For links to adaptation strategies proposed by various groups and institutions, click here; for an integrated strategy currently being articulated for Mother Pelican, click here. It is hard to envision how any of these strategies can be implemented absent a radical renunciation of all manner of violence in both religion and society; it is even harder to envision how same strategies can be pursued as long as patriarchy prevails - thereby excluding 50% of the human population from contributing in all conceivable roles of responsibility and authority; and, it is utterly hard to envision any such adaptation happening as long as resource waste and environmental pollution prevail over ecological balance (energy balance in particular). For further understanding of the issues, the following recent titles are recommended:
Should Apollo become a Fountain?
- Ecological Ethics, Patrick Curry, Polity Press, 2011.
- Prosperity without Growth: Economics for a Finite Planet, Tim Jackson, Earthscan, 2011.
- The End of growth: Adapting to Economic Reality, Richard Heinberg, New Society, 2011.
- Plato's Revenge: Politics in the Age of Ecology, William Ophuls, MIT Press, 2011.
- Wisdom, Consciousness, and the Future, Thomas Lombardo, Xlibris, 2011.
- Amrutha: [...] about the Law of Nature, John Wijngaards, Author House, 2011.
In the myth of Apollo and Daphne, she tries to run from him but eventually must become a tree to escape. The crucial message conveyed by Ovid's poem is that human nature is shattered because the original unity of man and woman is shattered. This is strikingly portrayed by Kate MacDowell in her hand-built porcelain Daphne, a photograph of which embellishes the book cover of Ecofeminism and Rhetoric. Another artistic rendition of the same myth is Gian Lorenzo Bernini's sculpture at the Galleria Borghese in Rome, Italy.

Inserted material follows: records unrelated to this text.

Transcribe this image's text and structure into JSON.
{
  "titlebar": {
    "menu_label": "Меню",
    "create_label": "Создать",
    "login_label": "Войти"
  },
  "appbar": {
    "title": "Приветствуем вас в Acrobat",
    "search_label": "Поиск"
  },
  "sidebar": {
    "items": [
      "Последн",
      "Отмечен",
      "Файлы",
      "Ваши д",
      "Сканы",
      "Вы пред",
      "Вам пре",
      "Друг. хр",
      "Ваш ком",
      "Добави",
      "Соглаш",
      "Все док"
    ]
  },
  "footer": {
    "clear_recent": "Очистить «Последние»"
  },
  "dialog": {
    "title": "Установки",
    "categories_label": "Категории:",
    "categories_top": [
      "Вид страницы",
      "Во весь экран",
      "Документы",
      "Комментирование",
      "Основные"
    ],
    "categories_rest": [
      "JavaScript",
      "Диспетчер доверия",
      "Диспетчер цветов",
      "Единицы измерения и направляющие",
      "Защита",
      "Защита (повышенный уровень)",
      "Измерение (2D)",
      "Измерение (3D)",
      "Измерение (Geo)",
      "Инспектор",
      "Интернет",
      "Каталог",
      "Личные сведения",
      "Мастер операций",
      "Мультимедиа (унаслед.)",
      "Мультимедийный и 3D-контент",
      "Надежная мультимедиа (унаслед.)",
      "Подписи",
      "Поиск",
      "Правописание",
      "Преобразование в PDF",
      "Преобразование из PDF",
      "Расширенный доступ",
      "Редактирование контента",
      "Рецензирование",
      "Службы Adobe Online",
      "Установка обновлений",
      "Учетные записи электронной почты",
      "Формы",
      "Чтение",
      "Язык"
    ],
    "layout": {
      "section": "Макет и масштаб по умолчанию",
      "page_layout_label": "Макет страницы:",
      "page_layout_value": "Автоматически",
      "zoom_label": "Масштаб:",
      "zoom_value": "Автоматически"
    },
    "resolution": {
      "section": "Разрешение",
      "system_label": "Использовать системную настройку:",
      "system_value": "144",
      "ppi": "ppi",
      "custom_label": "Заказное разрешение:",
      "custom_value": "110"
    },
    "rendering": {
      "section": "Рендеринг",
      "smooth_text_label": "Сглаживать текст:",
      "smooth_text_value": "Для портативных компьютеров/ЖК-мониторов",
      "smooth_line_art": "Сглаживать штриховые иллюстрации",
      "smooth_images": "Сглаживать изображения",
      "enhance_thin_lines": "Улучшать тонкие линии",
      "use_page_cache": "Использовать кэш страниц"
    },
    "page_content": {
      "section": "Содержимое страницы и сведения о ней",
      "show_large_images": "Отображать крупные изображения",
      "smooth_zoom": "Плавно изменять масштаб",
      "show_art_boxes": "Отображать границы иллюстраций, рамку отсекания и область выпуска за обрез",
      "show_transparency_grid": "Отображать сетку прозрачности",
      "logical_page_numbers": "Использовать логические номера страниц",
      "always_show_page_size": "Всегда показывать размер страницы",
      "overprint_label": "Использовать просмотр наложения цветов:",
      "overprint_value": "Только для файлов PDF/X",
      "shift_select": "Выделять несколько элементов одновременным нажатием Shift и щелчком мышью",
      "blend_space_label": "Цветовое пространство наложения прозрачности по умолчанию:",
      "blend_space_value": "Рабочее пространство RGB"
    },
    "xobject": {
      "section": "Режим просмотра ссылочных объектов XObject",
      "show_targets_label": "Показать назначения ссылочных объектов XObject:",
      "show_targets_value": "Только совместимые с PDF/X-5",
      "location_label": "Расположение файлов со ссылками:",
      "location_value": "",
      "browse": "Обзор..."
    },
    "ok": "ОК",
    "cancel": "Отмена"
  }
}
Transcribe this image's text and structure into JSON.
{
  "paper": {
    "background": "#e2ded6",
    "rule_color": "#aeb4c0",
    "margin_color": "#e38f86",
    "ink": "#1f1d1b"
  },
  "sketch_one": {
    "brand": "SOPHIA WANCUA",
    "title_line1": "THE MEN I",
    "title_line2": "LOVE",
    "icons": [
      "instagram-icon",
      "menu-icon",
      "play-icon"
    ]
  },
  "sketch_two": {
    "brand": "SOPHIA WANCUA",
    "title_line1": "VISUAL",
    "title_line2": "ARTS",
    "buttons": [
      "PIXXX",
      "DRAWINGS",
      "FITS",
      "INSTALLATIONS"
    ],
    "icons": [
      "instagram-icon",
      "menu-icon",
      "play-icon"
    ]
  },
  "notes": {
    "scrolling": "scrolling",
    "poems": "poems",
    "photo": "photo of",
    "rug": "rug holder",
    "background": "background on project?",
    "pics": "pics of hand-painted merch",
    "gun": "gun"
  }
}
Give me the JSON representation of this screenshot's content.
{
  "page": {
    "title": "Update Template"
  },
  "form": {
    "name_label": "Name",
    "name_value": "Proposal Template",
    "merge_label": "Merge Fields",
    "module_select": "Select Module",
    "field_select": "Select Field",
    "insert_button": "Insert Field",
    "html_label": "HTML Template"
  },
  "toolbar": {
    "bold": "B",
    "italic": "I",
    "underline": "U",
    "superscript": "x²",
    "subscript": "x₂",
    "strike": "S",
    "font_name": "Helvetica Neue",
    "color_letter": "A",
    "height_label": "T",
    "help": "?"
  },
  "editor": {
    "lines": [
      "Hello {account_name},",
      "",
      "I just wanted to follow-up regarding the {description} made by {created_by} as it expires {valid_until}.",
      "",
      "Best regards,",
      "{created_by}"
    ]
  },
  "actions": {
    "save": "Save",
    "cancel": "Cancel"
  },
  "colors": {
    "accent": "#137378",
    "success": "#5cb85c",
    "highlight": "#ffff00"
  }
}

A reversal of the myth would be a better metaphor for the coming transition from domineering patriarchy to human solidarity and ecological sustainability. Restoring the unity between humanity and the human habitat cannot be attained by inducing 50% of the human population to escape domination at the price of becoming an erect but mute tree - which is, in fact, a phallic symbol! Perhaps it is time to see Apollo (a symbol of patriarchal domination) running from Daphne (a symbol of "mother nature") and becoming a symbolically female fountain - overflowing with milk and honey - to escape her long-repressed anger.
Building on this reversed metaphor, restoring humanity to the "original unity in diversity" by restoring the original unity of man and woman becomes the most appealing way going forward at this crucial point in human history. This restoration requires deeply internalized gender equity, equality, and balance along the entire gender continuum:
- It is more than just a matter of gender equity (equal opportunity, equal pay, etc.);
- It is more than just superficial gender equality (equal sharing of human nature and human dignity)
- It is more than just numerical gender balance (50-50 sharing in roles of responsibility and authority)
- Gender balance entails a deeply internalized renunciation of either radical masculinism or radical feminism in order to create a new culture in which both men and women can work together to attain human solidarity and ecological sustainability.
The intersection of gender balance and energy balance is proposed as a point of reference for climate change mitigation/adaptation strategies. Both gender and energy issues pertain to all dimensions of human activity. Both gender and energy issues are part of the problem, and both must be part of the solution. There are technological solutions for the energy dimension of ecological sustainability; but the roadmap toward gender balance has yet to be worked out. It follows that fostering gender balance ("deep gender balance") must emerge as a top priority.